## WHAT NEEDS TO BE DONE
Using the entries below, show all lines with the string "user".

## DATA SHOWN

========

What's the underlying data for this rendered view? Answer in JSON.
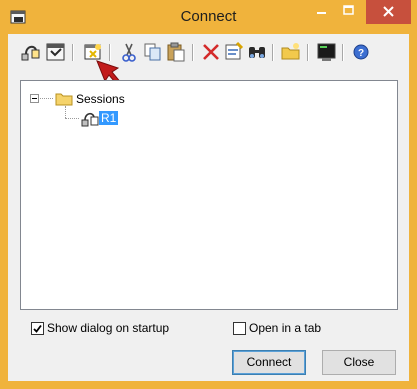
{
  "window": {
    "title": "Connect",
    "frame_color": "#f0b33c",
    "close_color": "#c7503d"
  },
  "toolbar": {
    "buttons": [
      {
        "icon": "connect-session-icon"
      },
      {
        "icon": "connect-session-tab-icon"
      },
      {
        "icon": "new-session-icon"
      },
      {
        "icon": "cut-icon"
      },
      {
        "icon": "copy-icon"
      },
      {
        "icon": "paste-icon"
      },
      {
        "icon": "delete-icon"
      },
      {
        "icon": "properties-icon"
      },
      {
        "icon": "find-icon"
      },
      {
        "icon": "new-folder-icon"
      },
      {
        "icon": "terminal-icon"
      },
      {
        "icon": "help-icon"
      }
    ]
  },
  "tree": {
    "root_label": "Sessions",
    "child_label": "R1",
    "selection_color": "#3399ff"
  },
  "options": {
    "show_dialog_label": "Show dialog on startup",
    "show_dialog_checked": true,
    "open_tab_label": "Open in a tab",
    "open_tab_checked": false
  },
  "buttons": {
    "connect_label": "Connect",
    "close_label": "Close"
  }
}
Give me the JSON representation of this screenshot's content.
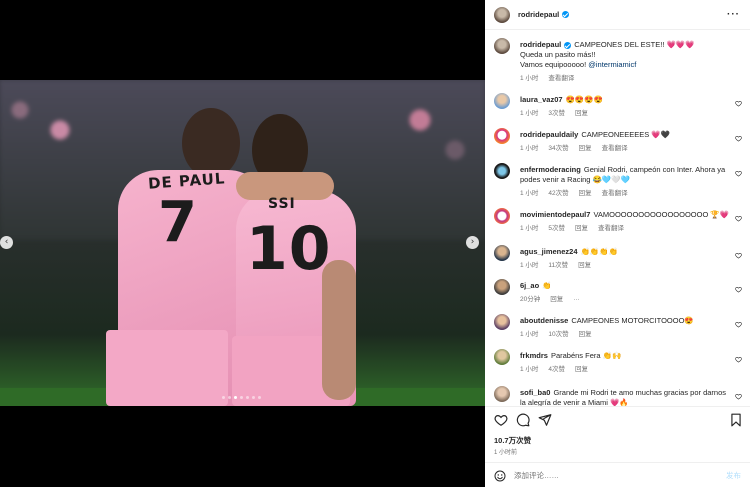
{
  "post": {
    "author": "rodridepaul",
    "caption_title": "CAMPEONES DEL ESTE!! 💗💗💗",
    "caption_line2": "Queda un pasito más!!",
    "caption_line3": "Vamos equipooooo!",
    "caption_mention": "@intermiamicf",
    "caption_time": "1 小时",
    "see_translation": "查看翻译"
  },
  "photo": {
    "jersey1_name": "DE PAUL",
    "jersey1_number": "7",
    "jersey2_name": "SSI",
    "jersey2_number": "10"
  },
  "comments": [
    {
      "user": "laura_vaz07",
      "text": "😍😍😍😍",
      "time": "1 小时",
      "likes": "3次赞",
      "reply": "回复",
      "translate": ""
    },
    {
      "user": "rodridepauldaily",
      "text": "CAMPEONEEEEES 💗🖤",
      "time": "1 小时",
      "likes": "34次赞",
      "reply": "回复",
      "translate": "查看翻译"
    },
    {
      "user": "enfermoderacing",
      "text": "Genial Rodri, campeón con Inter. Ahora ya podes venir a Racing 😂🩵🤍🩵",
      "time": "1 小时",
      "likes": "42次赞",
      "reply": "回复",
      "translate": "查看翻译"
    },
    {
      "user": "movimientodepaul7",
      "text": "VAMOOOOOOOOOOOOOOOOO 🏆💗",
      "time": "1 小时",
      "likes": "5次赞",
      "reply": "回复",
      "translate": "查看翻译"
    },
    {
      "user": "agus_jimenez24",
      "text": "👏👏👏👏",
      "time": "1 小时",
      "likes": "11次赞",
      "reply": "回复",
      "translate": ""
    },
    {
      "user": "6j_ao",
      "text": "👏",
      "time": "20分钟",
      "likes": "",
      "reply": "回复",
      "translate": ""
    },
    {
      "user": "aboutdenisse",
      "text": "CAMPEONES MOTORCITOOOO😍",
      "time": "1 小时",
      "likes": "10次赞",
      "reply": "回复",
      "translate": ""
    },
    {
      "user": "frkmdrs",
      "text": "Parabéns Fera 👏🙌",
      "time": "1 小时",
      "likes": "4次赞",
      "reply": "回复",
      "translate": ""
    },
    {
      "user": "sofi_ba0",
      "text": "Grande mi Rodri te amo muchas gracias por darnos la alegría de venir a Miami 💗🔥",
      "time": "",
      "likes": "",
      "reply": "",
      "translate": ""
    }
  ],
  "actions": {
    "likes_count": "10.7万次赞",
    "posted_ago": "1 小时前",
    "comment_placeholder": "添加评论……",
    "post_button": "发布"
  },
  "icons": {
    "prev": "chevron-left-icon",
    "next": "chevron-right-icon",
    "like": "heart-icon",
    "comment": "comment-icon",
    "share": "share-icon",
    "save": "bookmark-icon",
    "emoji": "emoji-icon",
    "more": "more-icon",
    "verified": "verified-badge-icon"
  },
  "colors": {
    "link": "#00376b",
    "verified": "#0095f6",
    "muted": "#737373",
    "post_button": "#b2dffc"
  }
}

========

## ANSWER TO THE PROBLEM
      "user": "laura_vaz07",
      "user": "rodridepauldaily",
      "user": "enfermoderacing",
      "user": "movimientodepaul7",
      "user": "agus_jimenez24",
      "user": "6j_ao",
      "user": "aboutdenisse",
      "user": "frkmdrs",
      "user": "sofi_ba0",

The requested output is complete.